Give the records again in full, exactly as they appear.

====

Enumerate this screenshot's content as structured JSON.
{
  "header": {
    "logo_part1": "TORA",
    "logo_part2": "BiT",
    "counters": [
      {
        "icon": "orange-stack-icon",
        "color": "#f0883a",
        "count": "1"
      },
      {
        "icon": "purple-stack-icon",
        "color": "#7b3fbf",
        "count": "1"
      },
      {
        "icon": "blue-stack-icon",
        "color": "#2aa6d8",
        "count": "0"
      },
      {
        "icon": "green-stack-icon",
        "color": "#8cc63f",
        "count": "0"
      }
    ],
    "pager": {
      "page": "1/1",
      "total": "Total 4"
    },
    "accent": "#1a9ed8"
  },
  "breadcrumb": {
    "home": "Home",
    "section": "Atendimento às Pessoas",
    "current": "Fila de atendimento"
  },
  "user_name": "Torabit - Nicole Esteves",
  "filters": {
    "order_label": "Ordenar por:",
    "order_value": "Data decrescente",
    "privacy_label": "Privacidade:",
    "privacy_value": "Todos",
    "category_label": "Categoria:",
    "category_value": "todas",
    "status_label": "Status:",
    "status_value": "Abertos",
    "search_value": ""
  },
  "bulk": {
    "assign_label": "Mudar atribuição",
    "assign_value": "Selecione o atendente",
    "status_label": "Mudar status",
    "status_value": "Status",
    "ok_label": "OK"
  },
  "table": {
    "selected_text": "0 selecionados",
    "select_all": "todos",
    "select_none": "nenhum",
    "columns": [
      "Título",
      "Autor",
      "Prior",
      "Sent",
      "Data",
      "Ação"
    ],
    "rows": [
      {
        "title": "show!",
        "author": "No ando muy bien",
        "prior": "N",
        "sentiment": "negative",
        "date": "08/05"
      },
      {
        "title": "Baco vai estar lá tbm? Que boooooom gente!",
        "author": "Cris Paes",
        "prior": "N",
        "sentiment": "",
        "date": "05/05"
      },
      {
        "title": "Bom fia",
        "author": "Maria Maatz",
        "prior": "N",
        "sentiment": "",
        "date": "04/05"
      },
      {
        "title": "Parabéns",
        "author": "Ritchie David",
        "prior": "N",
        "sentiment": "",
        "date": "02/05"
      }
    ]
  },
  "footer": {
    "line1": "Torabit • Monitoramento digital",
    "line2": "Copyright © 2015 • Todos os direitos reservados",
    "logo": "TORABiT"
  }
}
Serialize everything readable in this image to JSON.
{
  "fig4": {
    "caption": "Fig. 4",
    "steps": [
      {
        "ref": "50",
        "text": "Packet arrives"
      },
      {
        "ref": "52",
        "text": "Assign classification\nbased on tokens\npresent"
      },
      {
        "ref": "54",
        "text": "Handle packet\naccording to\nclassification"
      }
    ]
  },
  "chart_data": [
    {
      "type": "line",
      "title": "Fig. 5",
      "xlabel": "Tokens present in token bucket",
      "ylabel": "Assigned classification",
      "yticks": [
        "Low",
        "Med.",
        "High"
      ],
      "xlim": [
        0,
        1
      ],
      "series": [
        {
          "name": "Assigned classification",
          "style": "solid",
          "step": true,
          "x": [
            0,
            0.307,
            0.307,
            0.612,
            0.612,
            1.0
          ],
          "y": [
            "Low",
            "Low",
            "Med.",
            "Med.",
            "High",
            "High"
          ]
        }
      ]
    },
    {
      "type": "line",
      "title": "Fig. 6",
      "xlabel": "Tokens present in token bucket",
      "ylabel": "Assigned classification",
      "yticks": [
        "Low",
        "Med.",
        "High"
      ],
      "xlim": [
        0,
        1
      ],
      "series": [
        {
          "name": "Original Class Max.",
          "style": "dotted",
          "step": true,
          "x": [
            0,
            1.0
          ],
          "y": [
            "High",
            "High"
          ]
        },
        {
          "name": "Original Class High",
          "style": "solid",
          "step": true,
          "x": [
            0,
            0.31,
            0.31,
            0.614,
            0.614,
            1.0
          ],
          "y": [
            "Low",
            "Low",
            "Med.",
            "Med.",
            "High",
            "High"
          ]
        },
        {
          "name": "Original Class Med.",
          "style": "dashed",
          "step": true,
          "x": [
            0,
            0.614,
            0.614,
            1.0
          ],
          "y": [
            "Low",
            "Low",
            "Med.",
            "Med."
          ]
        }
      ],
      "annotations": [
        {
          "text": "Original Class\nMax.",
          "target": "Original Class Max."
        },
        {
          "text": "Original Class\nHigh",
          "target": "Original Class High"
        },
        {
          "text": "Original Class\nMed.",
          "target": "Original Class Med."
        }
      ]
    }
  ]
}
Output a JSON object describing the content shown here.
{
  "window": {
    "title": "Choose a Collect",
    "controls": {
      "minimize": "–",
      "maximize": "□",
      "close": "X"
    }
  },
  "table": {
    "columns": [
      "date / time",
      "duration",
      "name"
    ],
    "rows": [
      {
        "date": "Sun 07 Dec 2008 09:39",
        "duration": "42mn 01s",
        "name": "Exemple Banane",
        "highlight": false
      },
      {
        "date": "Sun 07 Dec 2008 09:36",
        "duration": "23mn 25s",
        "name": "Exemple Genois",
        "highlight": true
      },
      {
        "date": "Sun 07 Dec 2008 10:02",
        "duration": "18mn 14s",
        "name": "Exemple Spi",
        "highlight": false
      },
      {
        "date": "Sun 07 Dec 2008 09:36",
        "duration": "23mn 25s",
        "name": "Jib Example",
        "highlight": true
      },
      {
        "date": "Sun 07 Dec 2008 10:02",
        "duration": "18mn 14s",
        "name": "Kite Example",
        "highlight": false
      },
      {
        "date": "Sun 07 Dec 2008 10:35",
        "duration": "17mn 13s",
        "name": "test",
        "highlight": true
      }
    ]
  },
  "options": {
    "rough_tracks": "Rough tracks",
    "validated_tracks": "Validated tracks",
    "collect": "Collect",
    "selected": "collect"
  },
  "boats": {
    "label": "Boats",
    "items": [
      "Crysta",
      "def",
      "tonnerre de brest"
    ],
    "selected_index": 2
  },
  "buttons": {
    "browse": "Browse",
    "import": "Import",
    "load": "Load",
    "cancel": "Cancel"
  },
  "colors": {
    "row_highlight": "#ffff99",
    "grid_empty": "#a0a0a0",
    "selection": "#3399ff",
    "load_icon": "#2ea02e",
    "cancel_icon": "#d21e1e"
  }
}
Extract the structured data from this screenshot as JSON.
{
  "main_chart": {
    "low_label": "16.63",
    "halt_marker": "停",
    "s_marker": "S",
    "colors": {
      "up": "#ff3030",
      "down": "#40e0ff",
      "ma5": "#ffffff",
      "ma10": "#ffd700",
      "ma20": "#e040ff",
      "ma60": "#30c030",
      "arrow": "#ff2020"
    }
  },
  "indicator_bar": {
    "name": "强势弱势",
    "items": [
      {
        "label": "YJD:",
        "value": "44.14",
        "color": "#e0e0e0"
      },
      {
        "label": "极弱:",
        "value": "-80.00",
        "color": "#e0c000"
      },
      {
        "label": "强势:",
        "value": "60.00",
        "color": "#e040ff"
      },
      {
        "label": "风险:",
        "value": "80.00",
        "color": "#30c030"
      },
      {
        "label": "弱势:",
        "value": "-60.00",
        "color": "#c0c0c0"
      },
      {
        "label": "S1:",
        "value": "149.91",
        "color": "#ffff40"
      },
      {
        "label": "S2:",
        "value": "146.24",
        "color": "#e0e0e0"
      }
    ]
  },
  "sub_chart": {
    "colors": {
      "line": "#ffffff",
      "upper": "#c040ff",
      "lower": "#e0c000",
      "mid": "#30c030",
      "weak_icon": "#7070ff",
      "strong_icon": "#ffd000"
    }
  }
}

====

◆ **Response box**
Enumerate this screenshot's content as structured JSON.
{
  "header": {
    "logo_part1": "TORA",
    "logo_part2": "BiT",
    "counters": [
      {
        "icon": "orange-stack-icon",
        "color": "#f0883a",
        "count": "1"
      },
      {
        "icon": "purple-stack-icon",
        "color": "#7b3fbf",
        "count": "1"
      },
      {
        "icon": "blue-stack-icon",
        "color": "#2aa6d8",
        "count": "0"
      },
      {
        "icon": "green-stack-icon",
        "color": "#8cc63f",
        "count": "0"
      }
    ],
    "pager": {
      "page": "1/1",
      "total": "Total 4"
    },
    "accent": "#1a9ed8"
  },
  "breadcrumb": {
    "home": "Home",
    "section": "Atendimento às Pessoas",
    "current": "Fila de atendimento"
  },
  "user_name": "Torabit - Nicole Esteves",
  "filters": {
    "order_label": "Ordenar por:",
    "order_value": "Data decrescente",
    "privacy_label": "Privacidade:",
    "privacy_value": "Todos",
    "category_label": "Categoria:",
    "category_value": "todas",
    "status_label": "Status:",
    "status_value": "Abertos",
    "search_value": ""
  },
  "bulk": {
    "assign_label": "Mudar atribuição",
    "assign_value": "Selecione o atendente",
    "status_label": "Mudar status",
    "status_value": "Status",
    "ok_label": "OK"
  },
  "table": {
    "selected_text": "0 selecionados",
    "select_all": "todos",
    "select_none": "nenhum",
    "columns": [
      "Título",
      "Autor",
      "Prior",
      "Sent",
      "Data",
      "Ação"
    ],
    "rows": [
      {
        "title": "show!",
        "author": "No ando muy bien",
        "prior": "N",
        "sentiment": "negative",
        "date": "08/05"
      },
      {
        "title": "Baco vai estar lá tbm? Que boooooom gente!",
        "author": "Cris Paes",
        "prior": "N",
        "sentiment": "",
        "date": "05/05"
      },
      {
        "title": "Bom fia",
        "author": "Maria Maatz",
        "prior": "N",
        "sentiment": "",
        "date": "04/05"
      },
      {
        "title": "Parabéns",
        "author": "Ritchie David",
        "prior": "N",
        "sentiment": "",
        "date": "02/05"
      }
    ]
  },
  "footer": {
    "line1": "Torabit • Monitoramento digital",
    "line2": "Copyright © 2015 • Todos os direitos reservados",
    "logo": "TORABiT"
  }
}
Serialize everything readable in this image to JSON.
{
  "fig4": {
    "caption": "Fig. 4",
    "steps": [
      {
        "ref": "50",
        "text": "Packet arrives"
      },
      {
        "ref": "52",
        "text": "Assign classification\nbased on tokens\npresent"
      },
      {
        "ref": "54",
        "text": "Handle packet\naccording to\nclassification"
      }
    ]
  },
  "chart_data": [
    {
      "type": "line",
      "title": "Fig. 5",
      "xlabel": "Tokens present in token bucket",
      "ylabel": "Assigned classification",
      "yticks": [
        "Low",
        "Med.",
        "High"
      ],
      "xlim": [
        0,
        1
      ],
      "series": [
        {
          "name": "Assigned classification",
          "style": "solid",
          "step": true,
          "x": [
            0,
            0.307,
            0.307,
            0.612,
            0.612,
            1.0
          ],
          "y": [
            "Low",
            "Low",
            "Med.",
            "Med.",
            "High",
            "High"
          ]
        }
      ]
    },
    {
      "type": "line",
      "title": "Fig. 6",
      "xlabel": "Tokens present in token bucket",
      "ylabel": "Assigned classification",
      "yticks": [
        "Low",
        "Med.",
        "High"
      ],
      "xlim": [
        0,
        1
      ],
      "series": [
        {
          "name": "Original Class Max.",
          "style": "dotted",
          "step": true,
          "x": [
            0,
            1.0
          ],
          "y": [
            "High",
            "High"
          ]
        },
        {
          "name": "Original Class High",
          "style": "solid",
          "step": true,
          "x": [
            0,
            0.31,
            0.31,
            0.614,
            0.614,
            1.0
          ],
          "y": [
            "Low",
            "Low",
            "Med.",
            "Med.",
            "High",
            "High"
          ]
        },
        {
          "name": "Original Class Med.",
          "style": "dashed",
          "step": true,
          "x": [
            0,
            0.614,
            0.614,
            1.0
          ],
          "y": [
            "Low",
            "Low",
            "Med.",
            "Med."
          ]
        }
      ],
      "annotations": [
        {
          "text": "Original Class\nMax.",
          "target": "Original Class Max."
        },
        {
          "text": "Original Class\nHigh",
          "target": "Original Class High"
        },
        {
          "text": "Original Class\nMed.",
          "target": "Original Class Med."
        }
      ]
    }
  ]
}
Output a JSON object describing the content shown here.
{
  "window": {
    "title": "Choose a Collect",
    "controls": {
      "minimize": "–",
      "maximize": "□",
      "close": "X"
    }
  },
  "table": {
    "columns": [
      "date / time",
      "duration",
      "name"
    ],
    "rows": [
      {
        "date": "Sun 07 Dec 2008 09:39",
        "duration": "42mn 01s",
        "name": "Exemple Banane",
        "highlight": false
      },
      {
        "date": "Sun 07 Dec 2008 09:36",
        "duration": "23mn 25s",
        "name": "Exemple Genois",
        "highlight": true
      },
      {
        "date": "Sun 07 Dec 2008 10:02",
        "duration": "18mn 14s",
        "name": "Exemple Spi",
        "highlight": false
      },
      {
        "date": "Sun 07 Dec 2008 09:36",
        "duration": "23mn 25s",
        "name": "Jib Example",
        "highlight": true
      },
      {
        "date": "Sun 07 Dec 2008 10:02",
        "duration": "18mn 14s",
        "name": "Kite Example",
        "highlight": false
      },
      {
        "date": "Sun 07 Dec 2008 10:35",
        "duration": "17mn 13s",
        "name": "test",
        "highlight": true
      }
    ]
  },
  "options": {
    "rough_tracks": "Rough tracks",
    "validated_tracks": "Validated tracks",
    "collect": "Collect",
    "selected": "collect"
  },
  "boats": {
    "label": "Boats",
    "items": [
      "Crysta",
      "def",
      "tonnerre de brest"
    ],
    "selected_index": 2
  },
  "buttons": {
    "browse": "Browse",
    "import": "Import",
    "load": "Load",
    "cancel": "Cancel"
  },
  "colors": {
    "row_highlight": "#ffff99",
    "grid_empty": "#a0a0a0",
    "selection": "#3399ff",
    "load_icon": "#2ea02e",
    "cancel_icon": "#d21e1e"
  }
}
Extract the structured data from this screenshot as JSON.
{
  "main_chart": {
    "low_label": "16.63",
    "halt_marker": "停",
    "s_marker": "S",
    "colors": {
      "up": "#ff3030",
      "down": "#40e0ff",
      "ma5": "#ffffff",
      "ma10": "#ffd700",
      "ma20": "#e040ff",
      "ma60": "#30c030",
      "arrow": "#ff2020"
    }
  },
  "indicator_bar": {
    "name": "强势弱势",
    "items": [
      {
        "label": "YJD:",
        "value": "44.14",
        "color": "#e0e0e0"
      },
      {
        "label": "极弱:",
        "value": "-80.00",
        "color": "#e0c000"
      },
      {
        "label": "强势:",
        "value": "60.00",
        "color": "#e040ff"
      },
      {
        "label": "风险:",
        "value": "80.00",
        "color": "#30c030"
      },
      {
        "label": "弱势:",
        "value": "-60.00",
        "color": "#c0c0c0"
      },
      {
        "label": "S1:",
        "value": "149.91",
        "color": "#ffff40"
      },
      {
        "label": "S2:",
        "value": "146.24",
        "color": "#e0e0e0"
      }
    ]
  },
  "sub_chart": {
    "colors": {
      "line": "#ffffff",
      "upper": "#c040ff",
      "lower": "#e0c000",
      "mid": "#30c030",
      "weak_icon": "#7070ff",
      "strong_icon": "#ffd000"
    }
  }
}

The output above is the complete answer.